Online dating seemed like a good idea, but he was startled to discover that the site charged users hefty fees. I was like, I can beat these guys. A free site could afford to spend perhaps 40 cents, making it exceedingly hard to attract daters and still turn a profit.
Frind's answer to this problem was somewhat radical. Rather than try to compete directly with Match, the industry leader, he created a website that cost almost nothing to run and was aimed at the sort of people who wanted to browse a few profiles but weren't ready to take out their credit cards. In doing so, he had found a way to reach a large, underserved market.
Even better, he had created a perfect place for paid dating sites to spend their huge advertising budgets. Plenty of Fish grew slowly at first as Frind focused on learning the programming language and trolling internet forums for clues on how to increase traffic. There are a handful of half-literate posts from early in which Frind asks basic questions, like "I am interested in know how much money sites generate off advertising.
Frind knew little about search-engine optimization or online advertising, but he was a quick study. From March to November , his site expanded from 40 members to 10, Frind used his home computer as a Web server -- an unusual but cost-effective choice -- and spent his time trying to game Google with the tricks he picked up on the forums. In July, Google introduced a free tool called AdSense, which allowed small companies to automatically sell advertisements and display them on their websites.
He quit his job. Frind has few friends in business, no mentors, and no investors. Moreover, he has taken a path that seems at odds with the conventional wisdom about internet companies. Most websites with as much traffic as Plenty of Fish would have by this point raised millions of dollars from venture capitalists, hired dozens of engineers and business-development types, and figured out a way to keep someone as unconventional as Markus Frind from making any major decisions.
But if Frind's methods make him unusual, he is also a man of his times. Web analytic services that used to cost thousands of dollars a year are now free. Competitive data, once available to only the largest companies, can be had with only a few clicks on Compete. And advertising networks, especially AdSense, have made it possible, even preferable, for internet entrepreneurs to bootstrap their businesses without hiring a sales force and raising lots of money.
Websites that venture capitalists would have spent tens of millions of dollars building in can now be started with tens of dollars. No one has used this ecosystem as effectively as Markus Frind, who has stayed simple, cheap, and lean even as his revenue and profits have grown well beyond those of a typical one-person company. Plenty of Fish is a designer's nightmare; at once minimalist and inelegant, it looks like something your nephew could have made in an afternoon.

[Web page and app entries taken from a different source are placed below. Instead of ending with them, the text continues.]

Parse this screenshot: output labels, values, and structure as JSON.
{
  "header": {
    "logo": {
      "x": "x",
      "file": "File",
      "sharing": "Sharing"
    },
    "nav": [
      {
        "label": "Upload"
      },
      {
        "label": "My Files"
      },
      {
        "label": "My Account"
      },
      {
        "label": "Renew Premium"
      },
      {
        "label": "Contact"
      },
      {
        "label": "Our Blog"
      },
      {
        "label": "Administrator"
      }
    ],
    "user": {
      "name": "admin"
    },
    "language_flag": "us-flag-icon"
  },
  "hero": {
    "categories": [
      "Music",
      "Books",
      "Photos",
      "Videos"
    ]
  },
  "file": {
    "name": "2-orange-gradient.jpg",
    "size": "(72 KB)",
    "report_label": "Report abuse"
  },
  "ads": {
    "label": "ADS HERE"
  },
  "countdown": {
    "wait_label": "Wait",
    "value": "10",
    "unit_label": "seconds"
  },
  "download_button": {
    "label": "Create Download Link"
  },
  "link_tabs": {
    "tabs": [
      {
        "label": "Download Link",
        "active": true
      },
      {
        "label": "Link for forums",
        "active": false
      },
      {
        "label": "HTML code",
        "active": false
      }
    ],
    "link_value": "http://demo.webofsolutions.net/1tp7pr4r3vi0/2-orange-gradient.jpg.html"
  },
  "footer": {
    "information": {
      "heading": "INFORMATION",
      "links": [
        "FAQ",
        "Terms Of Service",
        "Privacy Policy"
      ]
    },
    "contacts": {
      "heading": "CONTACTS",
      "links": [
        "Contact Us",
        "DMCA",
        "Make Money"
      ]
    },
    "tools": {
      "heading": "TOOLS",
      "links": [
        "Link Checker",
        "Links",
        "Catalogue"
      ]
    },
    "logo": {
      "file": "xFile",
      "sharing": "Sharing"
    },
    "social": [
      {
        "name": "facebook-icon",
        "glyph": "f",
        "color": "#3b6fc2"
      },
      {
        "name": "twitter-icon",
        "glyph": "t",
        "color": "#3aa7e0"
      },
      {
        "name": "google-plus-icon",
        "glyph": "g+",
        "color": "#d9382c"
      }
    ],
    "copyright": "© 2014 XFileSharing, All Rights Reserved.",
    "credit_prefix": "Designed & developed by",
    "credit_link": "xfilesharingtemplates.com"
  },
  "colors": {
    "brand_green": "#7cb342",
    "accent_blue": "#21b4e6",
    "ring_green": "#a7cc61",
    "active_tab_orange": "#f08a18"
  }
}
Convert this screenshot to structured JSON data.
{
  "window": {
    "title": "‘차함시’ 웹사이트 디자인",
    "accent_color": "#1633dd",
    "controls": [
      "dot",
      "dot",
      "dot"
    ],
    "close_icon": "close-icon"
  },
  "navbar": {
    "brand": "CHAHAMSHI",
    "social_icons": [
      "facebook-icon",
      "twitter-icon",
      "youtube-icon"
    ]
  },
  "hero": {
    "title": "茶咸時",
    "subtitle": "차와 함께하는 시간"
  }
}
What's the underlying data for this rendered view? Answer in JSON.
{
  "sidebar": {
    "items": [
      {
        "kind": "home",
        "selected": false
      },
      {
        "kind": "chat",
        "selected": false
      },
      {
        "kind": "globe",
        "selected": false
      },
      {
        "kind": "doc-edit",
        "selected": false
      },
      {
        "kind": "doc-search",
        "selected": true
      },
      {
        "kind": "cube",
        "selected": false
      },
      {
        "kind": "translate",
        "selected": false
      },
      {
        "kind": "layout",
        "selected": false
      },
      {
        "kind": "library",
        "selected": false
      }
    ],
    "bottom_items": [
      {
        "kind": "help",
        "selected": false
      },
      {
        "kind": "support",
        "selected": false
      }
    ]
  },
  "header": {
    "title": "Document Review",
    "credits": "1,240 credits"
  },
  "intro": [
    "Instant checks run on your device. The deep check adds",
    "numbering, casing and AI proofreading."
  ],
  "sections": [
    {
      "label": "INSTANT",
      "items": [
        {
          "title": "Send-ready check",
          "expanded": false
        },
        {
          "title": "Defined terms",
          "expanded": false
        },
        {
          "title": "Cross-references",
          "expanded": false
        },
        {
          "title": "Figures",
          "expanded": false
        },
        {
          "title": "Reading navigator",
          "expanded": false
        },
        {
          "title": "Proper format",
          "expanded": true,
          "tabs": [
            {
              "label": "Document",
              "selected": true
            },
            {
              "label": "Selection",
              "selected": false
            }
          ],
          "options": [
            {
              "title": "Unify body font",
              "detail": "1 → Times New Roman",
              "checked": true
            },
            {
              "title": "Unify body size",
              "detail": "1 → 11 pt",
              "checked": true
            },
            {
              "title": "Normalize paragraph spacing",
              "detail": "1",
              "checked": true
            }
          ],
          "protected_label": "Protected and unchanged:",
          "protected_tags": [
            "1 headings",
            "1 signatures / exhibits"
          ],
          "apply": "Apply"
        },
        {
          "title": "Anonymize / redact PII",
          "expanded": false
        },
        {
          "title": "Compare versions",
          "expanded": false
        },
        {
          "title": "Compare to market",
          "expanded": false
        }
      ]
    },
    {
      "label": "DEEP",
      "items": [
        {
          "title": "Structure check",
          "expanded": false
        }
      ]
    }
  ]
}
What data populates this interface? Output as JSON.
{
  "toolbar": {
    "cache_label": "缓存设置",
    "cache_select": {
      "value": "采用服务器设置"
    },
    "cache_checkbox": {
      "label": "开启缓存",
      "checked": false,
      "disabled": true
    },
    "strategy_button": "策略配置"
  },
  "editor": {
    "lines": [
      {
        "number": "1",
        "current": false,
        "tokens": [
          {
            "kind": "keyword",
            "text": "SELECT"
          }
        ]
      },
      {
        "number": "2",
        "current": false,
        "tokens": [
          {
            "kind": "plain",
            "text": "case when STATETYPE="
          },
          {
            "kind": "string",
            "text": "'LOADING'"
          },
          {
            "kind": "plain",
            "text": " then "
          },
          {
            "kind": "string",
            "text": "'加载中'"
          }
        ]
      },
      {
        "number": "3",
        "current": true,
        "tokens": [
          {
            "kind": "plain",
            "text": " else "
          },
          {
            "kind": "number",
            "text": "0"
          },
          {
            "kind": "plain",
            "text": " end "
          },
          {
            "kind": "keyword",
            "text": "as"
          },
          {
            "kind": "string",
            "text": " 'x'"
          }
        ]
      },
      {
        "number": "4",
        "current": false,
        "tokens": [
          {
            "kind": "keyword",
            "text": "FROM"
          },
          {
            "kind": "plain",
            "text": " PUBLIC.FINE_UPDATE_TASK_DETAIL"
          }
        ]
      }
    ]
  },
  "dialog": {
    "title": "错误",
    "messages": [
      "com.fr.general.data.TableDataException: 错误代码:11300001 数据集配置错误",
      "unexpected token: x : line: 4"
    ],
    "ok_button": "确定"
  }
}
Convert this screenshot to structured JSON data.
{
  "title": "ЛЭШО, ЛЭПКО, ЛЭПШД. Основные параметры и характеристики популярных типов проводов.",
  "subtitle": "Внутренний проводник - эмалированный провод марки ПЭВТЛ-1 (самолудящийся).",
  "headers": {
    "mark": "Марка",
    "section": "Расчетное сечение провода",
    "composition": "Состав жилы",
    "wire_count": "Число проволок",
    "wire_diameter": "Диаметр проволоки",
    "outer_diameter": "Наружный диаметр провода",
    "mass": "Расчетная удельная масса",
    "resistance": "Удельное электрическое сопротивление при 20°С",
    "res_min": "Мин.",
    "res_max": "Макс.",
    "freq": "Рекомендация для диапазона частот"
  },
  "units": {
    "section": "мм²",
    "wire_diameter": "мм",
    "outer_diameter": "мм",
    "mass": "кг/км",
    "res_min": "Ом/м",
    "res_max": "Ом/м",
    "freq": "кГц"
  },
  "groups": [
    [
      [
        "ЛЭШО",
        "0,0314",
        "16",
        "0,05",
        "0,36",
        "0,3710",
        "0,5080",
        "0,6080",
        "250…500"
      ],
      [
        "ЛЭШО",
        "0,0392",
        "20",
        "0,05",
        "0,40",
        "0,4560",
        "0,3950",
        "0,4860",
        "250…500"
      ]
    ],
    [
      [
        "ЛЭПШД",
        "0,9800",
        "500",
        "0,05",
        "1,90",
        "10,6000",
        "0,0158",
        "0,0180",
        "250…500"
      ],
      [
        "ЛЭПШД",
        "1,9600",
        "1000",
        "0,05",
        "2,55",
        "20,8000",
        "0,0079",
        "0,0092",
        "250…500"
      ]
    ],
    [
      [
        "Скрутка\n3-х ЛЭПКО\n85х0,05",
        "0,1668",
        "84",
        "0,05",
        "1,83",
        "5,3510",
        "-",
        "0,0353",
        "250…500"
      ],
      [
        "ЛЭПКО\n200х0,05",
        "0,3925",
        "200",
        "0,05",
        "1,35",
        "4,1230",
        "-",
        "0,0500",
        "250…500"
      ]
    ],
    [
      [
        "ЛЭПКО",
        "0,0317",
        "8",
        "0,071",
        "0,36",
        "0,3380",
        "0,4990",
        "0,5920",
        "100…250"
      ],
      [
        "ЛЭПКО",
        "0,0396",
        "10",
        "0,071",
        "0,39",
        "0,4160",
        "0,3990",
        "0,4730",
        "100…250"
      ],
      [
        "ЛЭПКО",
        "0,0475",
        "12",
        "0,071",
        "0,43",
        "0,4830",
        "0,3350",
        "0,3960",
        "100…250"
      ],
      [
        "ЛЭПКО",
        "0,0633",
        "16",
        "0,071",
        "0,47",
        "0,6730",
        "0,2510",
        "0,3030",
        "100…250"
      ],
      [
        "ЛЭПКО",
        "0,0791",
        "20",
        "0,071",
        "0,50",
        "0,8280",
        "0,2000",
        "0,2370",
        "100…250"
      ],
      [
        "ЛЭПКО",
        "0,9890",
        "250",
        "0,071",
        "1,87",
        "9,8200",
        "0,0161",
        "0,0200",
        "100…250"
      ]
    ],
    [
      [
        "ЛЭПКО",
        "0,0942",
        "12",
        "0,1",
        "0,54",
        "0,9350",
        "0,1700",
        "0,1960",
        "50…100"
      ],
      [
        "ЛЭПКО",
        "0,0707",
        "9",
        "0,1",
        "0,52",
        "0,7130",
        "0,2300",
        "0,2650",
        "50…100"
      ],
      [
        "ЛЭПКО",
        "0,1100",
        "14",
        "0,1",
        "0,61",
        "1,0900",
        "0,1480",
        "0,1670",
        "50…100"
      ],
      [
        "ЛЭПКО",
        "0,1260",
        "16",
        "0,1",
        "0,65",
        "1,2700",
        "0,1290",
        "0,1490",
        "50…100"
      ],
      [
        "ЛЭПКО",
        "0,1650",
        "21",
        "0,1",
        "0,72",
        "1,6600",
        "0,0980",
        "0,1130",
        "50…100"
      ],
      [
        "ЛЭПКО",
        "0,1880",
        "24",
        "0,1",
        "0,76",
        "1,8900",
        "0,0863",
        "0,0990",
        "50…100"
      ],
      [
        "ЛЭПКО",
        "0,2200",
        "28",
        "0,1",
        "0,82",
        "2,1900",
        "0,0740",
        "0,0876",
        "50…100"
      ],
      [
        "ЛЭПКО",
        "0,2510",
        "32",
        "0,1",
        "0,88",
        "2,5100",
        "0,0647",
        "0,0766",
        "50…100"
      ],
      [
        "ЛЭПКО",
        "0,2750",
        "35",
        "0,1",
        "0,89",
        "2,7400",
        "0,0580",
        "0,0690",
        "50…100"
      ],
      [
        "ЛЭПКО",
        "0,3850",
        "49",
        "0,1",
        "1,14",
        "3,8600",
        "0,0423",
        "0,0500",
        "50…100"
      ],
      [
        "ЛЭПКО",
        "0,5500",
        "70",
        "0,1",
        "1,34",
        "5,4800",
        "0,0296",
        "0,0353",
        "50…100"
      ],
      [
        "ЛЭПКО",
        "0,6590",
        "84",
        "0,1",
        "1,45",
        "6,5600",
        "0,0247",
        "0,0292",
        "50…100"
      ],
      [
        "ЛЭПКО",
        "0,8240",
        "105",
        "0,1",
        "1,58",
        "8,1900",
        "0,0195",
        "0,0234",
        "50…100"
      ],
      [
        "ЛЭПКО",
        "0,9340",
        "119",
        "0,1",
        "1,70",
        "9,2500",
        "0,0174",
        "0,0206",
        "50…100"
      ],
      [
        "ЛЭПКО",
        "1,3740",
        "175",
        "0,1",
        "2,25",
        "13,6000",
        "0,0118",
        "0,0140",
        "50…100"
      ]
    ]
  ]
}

When searching for a prospective mate, one is inundated with pictures that are not cropped or properly resized. Instead, headshots are either comically squished or creepily elongated, a carnivalesque effect that makes it difficult to quickly size up potential mates. Frind is aware of his site's flaws but isn't eager to fix them.
Frind's approach -- and the reason he spends so little time actually working -- is to do no harm. This has two virtues: First, you can't waste money if you are not doing anything. And second, on a site this big and this complex, it is impossible to predict how even the smallest changes might affect the bottom line. Fixing the wonky images, for instance, might actually hurt Plenty of Fish. Right now, users are compelled to click on people's profiles in order to get to the next screen and view proper headshots.